→ **PROBLEM DESCRIPTION**
Return the listing below exactly, with the pictures dropped.

· · · ·

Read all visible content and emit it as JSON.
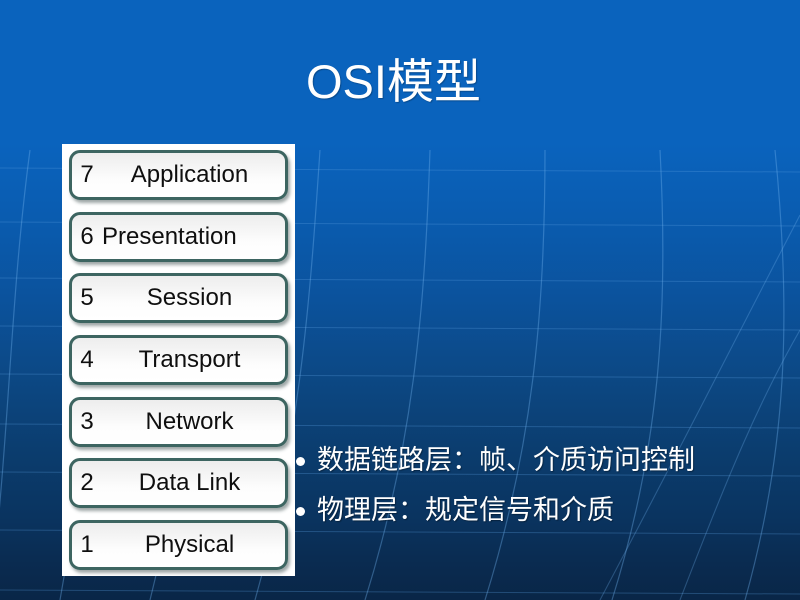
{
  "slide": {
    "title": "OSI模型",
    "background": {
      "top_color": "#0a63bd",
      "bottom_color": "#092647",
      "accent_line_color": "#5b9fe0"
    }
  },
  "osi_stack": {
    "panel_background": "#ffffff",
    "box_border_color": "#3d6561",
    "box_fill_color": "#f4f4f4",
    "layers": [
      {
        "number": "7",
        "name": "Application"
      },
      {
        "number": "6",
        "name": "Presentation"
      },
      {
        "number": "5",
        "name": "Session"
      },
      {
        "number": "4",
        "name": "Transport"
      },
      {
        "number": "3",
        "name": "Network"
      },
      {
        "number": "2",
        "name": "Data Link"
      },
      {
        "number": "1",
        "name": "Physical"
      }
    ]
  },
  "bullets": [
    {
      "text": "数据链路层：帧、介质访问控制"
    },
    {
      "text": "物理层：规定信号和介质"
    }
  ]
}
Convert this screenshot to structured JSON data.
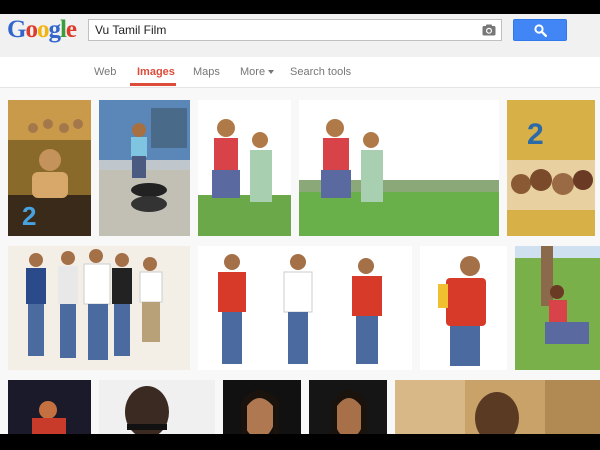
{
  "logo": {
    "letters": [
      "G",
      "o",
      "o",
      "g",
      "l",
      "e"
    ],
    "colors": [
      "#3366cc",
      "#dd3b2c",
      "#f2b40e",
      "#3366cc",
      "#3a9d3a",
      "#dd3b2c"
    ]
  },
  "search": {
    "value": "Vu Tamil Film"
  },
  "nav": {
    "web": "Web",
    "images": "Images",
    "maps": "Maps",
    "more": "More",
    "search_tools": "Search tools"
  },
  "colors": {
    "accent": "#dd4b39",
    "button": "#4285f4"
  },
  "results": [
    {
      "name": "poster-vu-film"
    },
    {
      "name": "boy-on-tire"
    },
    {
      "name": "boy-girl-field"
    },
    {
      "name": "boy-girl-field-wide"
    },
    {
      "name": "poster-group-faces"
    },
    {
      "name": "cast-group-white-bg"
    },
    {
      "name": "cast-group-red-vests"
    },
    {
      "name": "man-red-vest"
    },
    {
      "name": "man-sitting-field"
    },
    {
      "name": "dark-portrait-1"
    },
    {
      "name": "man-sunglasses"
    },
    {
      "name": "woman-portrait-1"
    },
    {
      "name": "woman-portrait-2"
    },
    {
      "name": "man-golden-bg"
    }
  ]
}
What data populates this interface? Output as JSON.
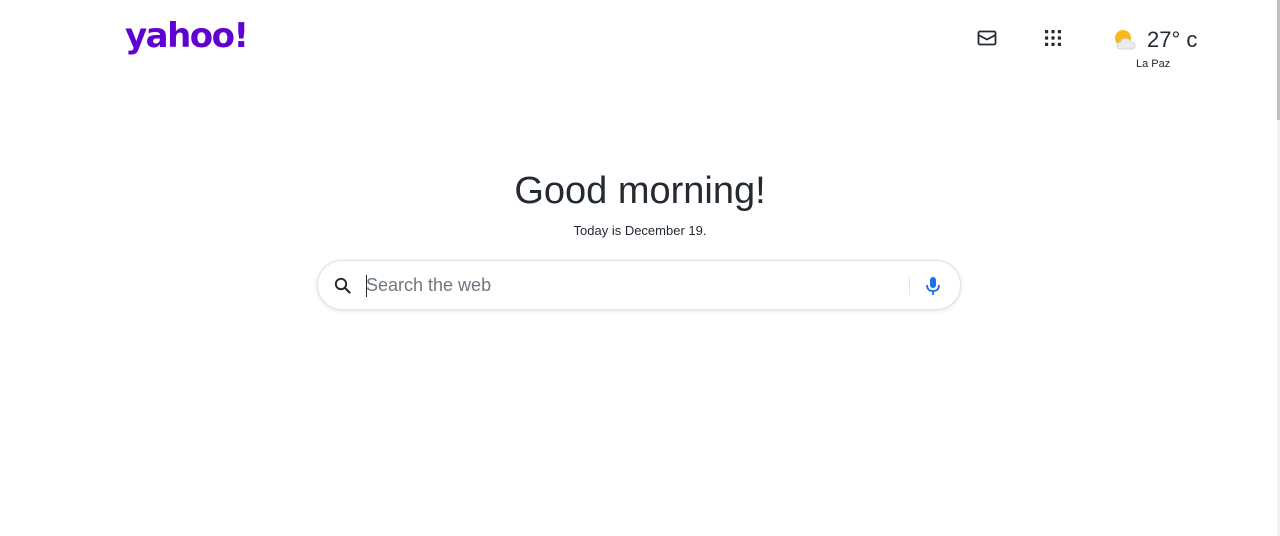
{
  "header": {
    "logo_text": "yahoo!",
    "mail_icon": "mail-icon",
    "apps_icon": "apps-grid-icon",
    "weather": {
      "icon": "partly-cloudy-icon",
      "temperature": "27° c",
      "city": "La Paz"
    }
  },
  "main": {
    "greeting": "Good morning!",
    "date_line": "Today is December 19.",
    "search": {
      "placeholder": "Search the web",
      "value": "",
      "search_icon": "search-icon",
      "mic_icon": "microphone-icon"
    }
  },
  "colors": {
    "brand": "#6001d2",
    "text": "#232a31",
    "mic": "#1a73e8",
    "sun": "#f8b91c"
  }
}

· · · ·

→ **REPLY TO THE EXERCISE**
Read all visible content and emit it as JSON.
{
  "slide": {
    "title": "OSI模型",
    "background": {
      "top_color": "#0a63bd",
      "bottom_color": "#092647",
      "accent_line_color": "#5b9fe0"
    }
  },
  "osi_stack": {
    "panel_background": "#ffffff",
    "box_border_color": "#3d6561",
    "box_fill_color": "#f4f4f4",
    "layers": [
      {
        "number": "7",
        "name": "Application"
      },
      {
        "number": "6",
        "name": "Presentation"
      },
      {
        "number": "5",
        "name": "Session"
      },
      {
        "number": "4",
        "name": "Transport"
      },
      {
        "number": "3",
        "name": "Network"
      },
      {
        "number": "2",
        "name": "Data Link"
      },
      {
        "number": "1",
        "name": "Physical"
      }
    ]
  },
  "bullets": [
    {
      "text": "数据链路层：帧、介质访问控制"
    },
    {
      "text": "物理层：规定信号和介质"
    }
  ]
}
Convert this screenshot to structured JSON data.
{
  "logo": {
    "letters": [
      "G",
      "o",
      "o",
      "g",
      "l",
      "e"
    ],
    "colors": [
      "#3366cc",
      "#dd3b2c",
      "#f2b40e",
      "#3366cc",
      "#3a9d3a",
      "#dd3b2c"
    ]
  },
  "search": {
    "value": "Vu Tamil Film"
  },
  "nav": {
    "web": "Web",
    "images": "Images",
    "maps": "Maps",
    "more": "More",
    "search_tools": "Search tools"
  },
  "colors": {
    "accent": "#dd4b39",
    "button": "#4285f4"
  },
  "results": [
    {
      "name": "poster-vu-film"
    },
    {
      "name": "boy-on-tire"
    },
    {
      "name": "boy-girl-field"
    },
    {
      "name": "boy-girl-field-wide"
    },
    {
      "name": "poster-group-faces"
    },
    {
      "name": "cast-group-white-bg"
    },
    {
      "name": "cast-group-red-vests"
    },
    {
      "name": "man-red-vest"
    },
    {
      "name": "man-sitting-field"
    },
    {
      "name": "dark-portrait-1"
    },
    {
      "name": "man-sunglasses"
    },
    {
      "name": "woman-portrait-1"
    },
    {
      "name": "woman-portrait-2"
    },
    {
      "name": "man-golden-bg"
    }
  ]
}
What data populates this interface? Output as JSON.
{
  "header": {
    "logo_text": "yahoo!",
    "mail_icon": "mail-icon",
    "apps_icon": "apps-grid-icon",
    "weather": {
      "icon": "partly-cloudy-icon",
      "temperature": "27° c",
      "city": "La Paz"
    }
  },
  "main": {
    "greeting": "Good morning!",
    "date_line": "Today is December 19.",
    "search": {
      "placeholder": "Search the web",
      "value": "",
      "search_icon": "search-icon",
      "mic_icon": "microphone-icon"
    }
  },
  "colors": {
    "brand": "#6001d2",
    "text": "#232a31",
    "mic": "#1a73e8",
    "sun": "#f8b91c"
  }
}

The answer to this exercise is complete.